══ SUPPLIED RECORDS ══
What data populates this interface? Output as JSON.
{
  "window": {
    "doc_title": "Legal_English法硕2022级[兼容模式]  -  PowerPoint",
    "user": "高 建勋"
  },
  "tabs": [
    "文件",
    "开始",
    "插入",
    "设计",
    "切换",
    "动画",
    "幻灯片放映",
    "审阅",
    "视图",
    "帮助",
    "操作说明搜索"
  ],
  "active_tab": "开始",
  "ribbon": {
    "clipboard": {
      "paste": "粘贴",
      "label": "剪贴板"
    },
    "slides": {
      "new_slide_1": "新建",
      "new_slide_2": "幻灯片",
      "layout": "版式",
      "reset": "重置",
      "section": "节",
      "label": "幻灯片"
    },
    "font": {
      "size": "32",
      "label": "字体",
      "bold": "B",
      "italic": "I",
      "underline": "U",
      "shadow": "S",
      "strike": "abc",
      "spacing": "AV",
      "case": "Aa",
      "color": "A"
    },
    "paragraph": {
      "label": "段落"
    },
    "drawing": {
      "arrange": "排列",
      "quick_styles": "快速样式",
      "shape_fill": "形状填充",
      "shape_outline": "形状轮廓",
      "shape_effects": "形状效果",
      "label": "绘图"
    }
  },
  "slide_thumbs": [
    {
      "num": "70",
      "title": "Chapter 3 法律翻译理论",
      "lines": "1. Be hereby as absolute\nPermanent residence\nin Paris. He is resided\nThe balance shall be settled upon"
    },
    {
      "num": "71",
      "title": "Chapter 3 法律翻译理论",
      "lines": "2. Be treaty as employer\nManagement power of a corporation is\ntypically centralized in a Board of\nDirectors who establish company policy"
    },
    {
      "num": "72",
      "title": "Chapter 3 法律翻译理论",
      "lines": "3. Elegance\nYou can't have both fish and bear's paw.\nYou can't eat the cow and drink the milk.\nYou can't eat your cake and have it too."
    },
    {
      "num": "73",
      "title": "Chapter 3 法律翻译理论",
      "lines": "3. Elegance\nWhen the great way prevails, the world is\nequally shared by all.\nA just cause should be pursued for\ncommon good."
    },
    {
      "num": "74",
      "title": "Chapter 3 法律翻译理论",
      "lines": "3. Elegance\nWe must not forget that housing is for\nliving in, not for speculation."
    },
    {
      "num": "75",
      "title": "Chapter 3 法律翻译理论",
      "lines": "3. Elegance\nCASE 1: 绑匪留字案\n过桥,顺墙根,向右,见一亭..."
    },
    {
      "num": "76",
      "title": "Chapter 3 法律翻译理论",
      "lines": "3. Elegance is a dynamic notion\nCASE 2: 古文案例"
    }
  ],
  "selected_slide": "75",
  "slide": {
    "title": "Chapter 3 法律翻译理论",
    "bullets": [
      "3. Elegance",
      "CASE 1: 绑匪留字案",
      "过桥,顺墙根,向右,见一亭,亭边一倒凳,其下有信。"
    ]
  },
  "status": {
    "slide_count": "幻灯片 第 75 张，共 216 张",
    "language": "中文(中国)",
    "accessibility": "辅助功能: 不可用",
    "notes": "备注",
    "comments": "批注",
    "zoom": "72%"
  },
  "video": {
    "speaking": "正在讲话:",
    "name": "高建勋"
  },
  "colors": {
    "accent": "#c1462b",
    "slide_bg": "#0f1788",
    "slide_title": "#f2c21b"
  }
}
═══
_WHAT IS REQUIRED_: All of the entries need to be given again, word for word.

_ANSWER AREA_:
What data populates this interface? Output as JSON.
{
  "window": {
    "doc_title": "Legal_English法硕2022级[兼容模式]  -  PowerPoint",
    "user": "高 建勋"
  },
  "tabs": [
    "文件",
    "开始",
    "插入",
    "设计",
    "切换",
    "动画",
    "幻灯片放映",
    "审阅",
    "视图",
    "帮助",
    "操作说明搜索"
  ],
  "active_tab": "开始",
  "ribbon": {
    "clipboard": {
      "paste": "粘贴",
      "label": "剪贴板"
    },
    "slides": {
      "new_slide_1": "新建",
      "new_slide_2": "幻灯片",
      "layout": "版式",
      "reset": "重置",
      "section": "节",
      "label": "幻灯片"
    },
    "font": {
      "size": "32",
      "label": "字体",
      "bold": "B",
      "italic": "I",
      "underline": "U",
      "shadow": "S",
      "strike": "abc",
      "spacing": "AV",
      "case": "Aa",
      "color": "A"
    },
    "paragraph": {
      "label": "段落"
    },
    "drawing": {
      "arrange": "排列",
      "quick_styles": "快速样式",
      "shape_fill": "形状填充",
      "shape_outline": "形状轮廓",
      "shape_effects": "形状效果",
      "label": "绘图"
    }
  },
  "slide_thumbs": [
    {
      "num": "70",
      "title": "Chapter 3 法律翻译理论",
      "lines": "1. Be hereby as absolute\nPermanent residence\nin Paris. He is resided\nThe balance shall be settled upon"
    },
    {
      "num": "71",
      "title": "Chapter 3 法律翻译理论",
      "lines": "2. Be treaty as employer\nManagement power of a corporation is\ntypically centralized in a Board of\nDirectors who establish company policy"
    },
    {
      "num": "72",
      "title": "Chapter 3 法律翻译理论",
      "lines": "3. Elegance\nYou can't have both fish and bear's paw.\nYou can't eat the cow and drink the milk.\nYou can't eat your cake and have it too."
    },
    {
      "num": "73",
      "title": "Chapter 3 法律翻译理论",
      "lines": "3. Elegance\nWhen the great way prevails, the world is\nequally shared by all.\nA just cause should be pursued for\ncommon good."
    },
    {
      "num": "74",
      "title": "Chapter 3 法律翻译理论",
      "lines": "3. Elegance\nWe must not forget that housing is for\nliving in, not for speculation."
    },
    {
      "num": "75",
      "title": "Chapter 3 法律翻译理论",
      "lines": "3. Elegance\nCASE 1: 绑匪留字案\n过桥,顺墙根,向右,见一亭..."
    },
    {
      "num": "76",
      "title": "Chapter 3 法律翻译理论",
      "lines": "3. Elegance is a dynamic notion\nCASE 2: 古文案例"
    }
  ],
  "selected_slide": "75",
  "slide": {
    "title": "Chapter 3 法律翻译理论",
    "bullets": [
      "3. Elegance",
      "CASE 1: 绑匪留字案",
      "过桥,顺墙根,向右,见一亭,亭边一倒凳,其下有信。"
    ]
  },
  "status": {
    "slide_count": "幻灯片 第 75 张，共 216 张",
    "language": "中文(中国)",
    "accessibility": "辅助功能: 不可用",
    "notes": "备注",
    "comments": "批注",
    "zoom": "72%"
  },
  "video": {
    "speaking": "正在讲话:",
    "name": "高建勋"
  },
  "colors": {
    "accent": "#c1462b",
    "slide_bg": "#0f1788",
    "slide_title": "#f2c21b"
  }
}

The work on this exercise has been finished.